Sorry, Not Sorry — You Need to Hear This Piece of Advice
I do this. You do this. Sometimes we all do this.
Women do this more. Junior employees definitely do. Bosses tend to steer away from it, but even they commit this bad habit.
I’m talking about the human tic that causes us to apologize.
When I’m less confident, I apologize. When I have to ask a tough question, I sometimes apologize. When I’m about to make a pitch to someone, I apologize.
And every time I do, I cringe afterward. How much better would all of that have sounded if I’d just cut out the extraneous words before?
What am I apologizing for? To be honest, for a variety of reasons, none of which sound very good. To soften the impact? To deflect criticism before it’s uttered? To appear more likable?
I talked about this bad habit with Charlie Rose, whose life’s work is all about asking people the tough, probing questions. He’s been able to wriggle information out of people that nobody else has. And he’s respected for it.
“I don’t apologize for questions,” he told me. “Just ask the question. I said to (Russian president Vladimir) Putin, ‘I know you’re not going to like this, but a lot of people think you’re being very aggressive in Ukraine.’ His response to me was, ‘You’re right. I don’t like it.’ Just ask the question. It comes from genuine curiosity. If you do that to people, they’re with you, and they want to satisfy your curiosity.” (listen to the full interview here)
Likewise, a few years ago, I was at a BuildOn dinner where Lee Cooperman, the famed hedge fund billionaire, was giving the keynote. He said to all the kids gathered at the dinner something to the effect of his success is something they should all try to emulate.

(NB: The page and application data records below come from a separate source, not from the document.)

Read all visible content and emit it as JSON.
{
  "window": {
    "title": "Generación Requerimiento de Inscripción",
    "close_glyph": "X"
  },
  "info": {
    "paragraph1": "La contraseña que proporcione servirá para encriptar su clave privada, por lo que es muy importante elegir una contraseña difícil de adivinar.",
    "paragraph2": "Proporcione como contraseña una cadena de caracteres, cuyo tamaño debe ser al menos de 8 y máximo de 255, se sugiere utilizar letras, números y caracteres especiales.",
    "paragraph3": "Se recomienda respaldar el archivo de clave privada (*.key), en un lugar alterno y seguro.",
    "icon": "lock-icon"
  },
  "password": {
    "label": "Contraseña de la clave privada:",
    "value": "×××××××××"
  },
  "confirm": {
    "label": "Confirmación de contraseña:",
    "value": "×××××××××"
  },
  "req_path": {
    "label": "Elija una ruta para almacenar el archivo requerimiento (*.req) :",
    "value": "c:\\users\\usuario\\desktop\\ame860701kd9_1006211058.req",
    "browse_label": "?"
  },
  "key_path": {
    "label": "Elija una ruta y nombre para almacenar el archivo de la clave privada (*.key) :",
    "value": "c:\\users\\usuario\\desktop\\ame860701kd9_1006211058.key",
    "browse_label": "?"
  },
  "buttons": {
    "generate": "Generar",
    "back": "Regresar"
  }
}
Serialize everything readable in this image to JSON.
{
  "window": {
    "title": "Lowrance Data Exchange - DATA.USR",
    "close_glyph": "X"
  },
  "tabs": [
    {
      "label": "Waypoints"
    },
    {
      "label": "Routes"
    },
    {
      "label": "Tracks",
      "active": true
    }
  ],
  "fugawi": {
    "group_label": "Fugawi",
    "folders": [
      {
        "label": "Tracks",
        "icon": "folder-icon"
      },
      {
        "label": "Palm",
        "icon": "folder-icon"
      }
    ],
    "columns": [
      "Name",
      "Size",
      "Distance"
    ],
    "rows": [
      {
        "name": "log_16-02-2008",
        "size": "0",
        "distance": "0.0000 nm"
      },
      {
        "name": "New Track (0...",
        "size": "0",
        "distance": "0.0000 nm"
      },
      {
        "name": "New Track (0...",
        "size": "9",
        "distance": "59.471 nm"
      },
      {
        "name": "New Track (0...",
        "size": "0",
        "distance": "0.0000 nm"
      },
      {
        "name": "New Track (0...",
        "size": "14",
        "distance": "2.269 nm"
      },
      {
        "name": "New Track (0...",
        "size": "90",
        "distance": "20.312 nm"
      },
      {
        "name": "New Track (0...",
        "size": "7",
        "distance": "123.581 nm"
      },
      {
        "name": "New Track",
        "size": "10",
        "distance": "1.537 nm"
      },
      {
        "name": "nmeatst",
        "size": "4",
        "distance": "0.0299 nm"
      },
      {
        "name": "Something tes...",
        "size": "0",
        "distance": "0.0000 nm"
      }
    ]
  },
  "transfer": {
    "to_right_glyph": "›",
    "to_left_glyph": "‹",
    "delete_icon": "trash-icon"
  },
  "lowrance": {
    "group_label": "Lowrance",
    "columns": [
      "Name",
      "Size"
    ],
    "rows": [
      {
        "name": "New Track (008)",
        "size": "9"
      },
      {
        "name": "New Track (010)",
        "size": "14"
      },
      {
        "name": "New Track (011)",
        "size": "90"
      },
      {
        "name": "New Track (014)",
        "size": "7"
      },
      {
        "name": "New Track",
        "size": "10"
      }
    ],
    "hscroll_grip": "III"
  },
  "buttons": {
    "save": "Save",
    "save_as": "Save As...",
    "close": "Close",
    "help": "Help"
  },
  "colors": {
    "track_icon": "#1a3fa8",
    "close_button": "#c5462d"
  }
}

At first, you might be turned off by the arrogance he managed to muster saying that. But he quickly added, “I’ll tell you why,” and then he rattled off his accomplishments. Son of immigrants. Bronx kid. First in his family to go to college. Worked his way up the Goldman Sachs chain. Left to start his own firm. All self-made. By the end, the kids were applauding.
I liked the technique Cooperman used:
I’ll tell you I’m great, and then I’ll tell you why and you decide.
So if you ever catch yourself wanting to apologize first, think of Cooperman or Rose. Just ask the question or make the statement, and then back it up. Take “I’m sorry” out of the rotation. Make no apologies and you’ll soon get the respect you deserve.
Originally published at www.inc.com on December 1, 2015.